Cup and Cross tells the story of the Anabaptist movement. The author, Michael Martin, does an excellent job in differentiating between what he calls the faithful Anabaptists and the fringe Anabaptists. While the faithful are the true Anabaptists, the fringe element simply used some Anabaptist principles to advance their bizarre and destructive ends. Sadly, the fanatics have given the term "Anabaptist" a negative connotation.
The faithful in the movement took the Reformers' insistence on scriptural authority to its logical end point. They did not simply apply the bible to salvation but also to all of church life. This got the Anabaptists in hot water with basically everyone in positions of power in that society.
Cup and Cross is divided into two primary sections. First, Martin details Anabaptist history, focusing on the Swiss Brethren, Dutch Anabaptists, and the Hutterites. In part two, the author looks at Anabaptist beliefs. These include sections on scripture, the church, discipleship, and the state.

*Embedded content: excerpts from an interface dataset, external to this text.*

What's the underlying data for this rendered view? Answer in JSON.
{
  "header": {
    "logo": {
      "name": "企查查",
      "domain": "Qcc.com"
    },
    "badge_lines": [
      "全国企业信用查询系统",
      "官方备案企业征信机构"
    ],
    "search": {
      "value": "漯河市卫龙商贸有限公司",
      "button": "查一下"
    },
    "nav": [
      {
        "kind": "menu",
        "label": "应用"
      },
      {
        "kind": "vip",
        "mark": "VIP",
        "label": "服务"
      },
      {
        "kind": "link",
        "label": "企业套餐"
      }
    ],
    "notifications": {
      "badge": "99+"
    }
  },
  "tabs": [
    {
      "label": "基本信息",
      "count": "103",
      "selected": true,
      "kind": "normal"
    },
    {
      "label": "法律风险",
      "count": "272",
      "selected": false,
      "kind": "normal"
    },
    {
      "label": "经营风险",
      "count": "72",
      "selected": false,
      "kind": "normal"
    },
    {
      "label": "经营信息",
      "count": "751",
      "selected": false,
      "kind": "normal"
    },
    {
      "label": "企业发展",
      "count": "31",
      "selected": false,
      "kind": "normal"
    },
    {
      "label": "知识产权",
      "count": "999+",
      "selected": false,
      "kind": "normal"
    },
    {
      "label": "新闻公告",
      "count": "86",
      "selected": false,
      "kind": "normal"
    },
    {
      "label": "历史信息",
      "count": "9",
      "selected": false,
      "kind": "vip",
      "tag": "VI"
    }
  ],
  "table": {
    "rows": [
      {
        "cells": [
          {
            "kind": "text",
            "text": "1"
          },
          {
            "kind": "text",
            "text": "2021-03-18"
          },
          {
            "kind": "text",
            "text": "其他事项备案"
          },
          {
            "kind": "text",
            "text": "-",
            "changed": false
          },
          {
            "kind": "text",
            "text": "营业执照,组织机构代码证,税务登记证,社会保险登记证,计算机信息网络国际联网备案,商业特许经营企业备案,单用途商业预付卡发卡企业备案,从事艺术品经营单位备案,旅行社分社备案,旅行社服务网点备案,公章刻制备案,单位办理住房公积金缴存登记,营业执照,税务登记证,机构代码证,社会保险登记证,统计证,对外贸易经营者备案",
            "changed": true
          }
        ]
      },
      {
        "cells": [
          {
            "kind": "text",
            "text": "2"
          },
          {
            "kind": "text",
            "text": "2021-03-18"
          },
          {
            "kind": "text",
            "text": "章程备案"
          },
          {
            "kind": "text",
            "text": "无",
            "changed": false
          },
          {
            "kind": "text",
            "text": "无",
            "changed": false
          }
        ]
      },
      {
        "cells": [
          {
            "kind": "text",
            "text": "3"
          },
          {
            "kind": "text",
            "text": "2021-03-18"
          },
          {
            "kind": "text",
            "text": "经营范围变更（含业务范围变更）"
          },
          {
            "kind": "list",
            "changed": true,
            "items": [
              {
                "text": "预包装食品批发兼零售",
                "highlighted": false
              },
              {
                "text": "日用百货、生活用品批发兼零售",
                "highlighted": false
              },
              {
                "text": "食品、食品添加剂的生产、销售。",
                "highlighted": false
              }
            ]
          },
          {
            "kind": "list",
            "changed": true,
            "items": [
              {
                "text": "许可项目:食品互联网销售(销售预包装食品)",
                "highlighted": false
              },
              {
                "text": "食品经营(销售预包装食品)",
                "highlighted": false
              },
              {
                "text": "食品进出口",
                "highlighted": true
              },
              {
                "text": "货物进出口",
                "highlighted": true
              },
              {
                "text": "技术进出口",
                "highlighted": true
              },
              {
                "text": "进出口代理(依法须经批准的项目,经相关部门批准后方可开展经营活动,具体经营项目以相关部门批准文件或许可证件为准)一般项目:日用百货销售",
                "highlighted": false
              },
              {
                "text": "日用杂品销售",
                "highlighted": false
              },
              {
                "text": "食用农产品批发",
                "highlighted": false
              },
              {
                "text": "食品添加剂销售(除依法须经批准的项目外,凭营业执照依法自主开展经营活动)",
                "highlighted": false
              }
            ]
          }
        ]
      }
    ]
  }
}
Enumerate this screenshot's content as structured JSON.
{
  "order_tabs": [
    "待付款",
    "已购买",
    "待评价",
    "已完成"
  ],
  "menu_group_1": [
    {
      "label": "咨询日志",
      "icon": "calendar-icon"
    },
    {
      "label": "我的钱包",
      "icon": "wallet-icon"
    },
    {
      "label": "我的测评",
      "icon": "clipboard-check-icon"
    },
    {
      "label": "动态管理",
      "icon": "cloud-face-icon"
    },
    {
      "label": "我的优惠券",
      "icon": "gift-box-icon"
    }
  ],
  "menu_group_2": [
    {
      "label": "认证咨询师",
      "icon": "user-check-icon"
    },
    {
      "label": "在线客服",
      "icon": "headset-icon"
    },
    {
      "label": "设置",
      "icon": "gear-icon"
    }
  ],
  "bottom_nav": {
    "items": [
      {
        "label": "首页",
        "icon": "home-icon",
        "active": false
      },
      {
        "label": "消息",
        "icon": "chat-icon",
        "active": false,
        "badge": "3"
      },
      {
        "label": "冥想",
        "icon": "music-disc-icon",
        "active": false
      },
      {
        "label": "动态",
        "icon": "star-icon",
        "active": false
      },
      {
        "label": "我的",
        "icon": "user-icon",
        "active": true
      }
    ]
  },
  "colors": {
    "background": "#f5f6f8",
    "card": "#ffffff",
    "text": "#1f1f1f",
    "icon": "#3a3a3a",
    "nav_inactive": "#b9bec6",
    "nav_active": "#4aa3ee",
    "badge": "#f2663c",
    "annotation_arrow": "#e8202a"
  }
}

The only negative to this book is that the author makes some statements that call into question whether or not anyone outside of Anabaptism is actually part of the real church. He doesn't makes these statements about today but rather about the situation in Europe during the 1500s.
The Anabaptists are one of those groups that make us uncomfortable. The reason is that they lived out what they said they believed. Even in the face of immense persecution, they stuck to scripture for salvation, the church, the state, etc. They were not perfect, but they also did not shrink back in the face of great opposition.
This book is worth the read because it challenges us to ask whether or not we are living what we say we believe. If interested, read more about it here.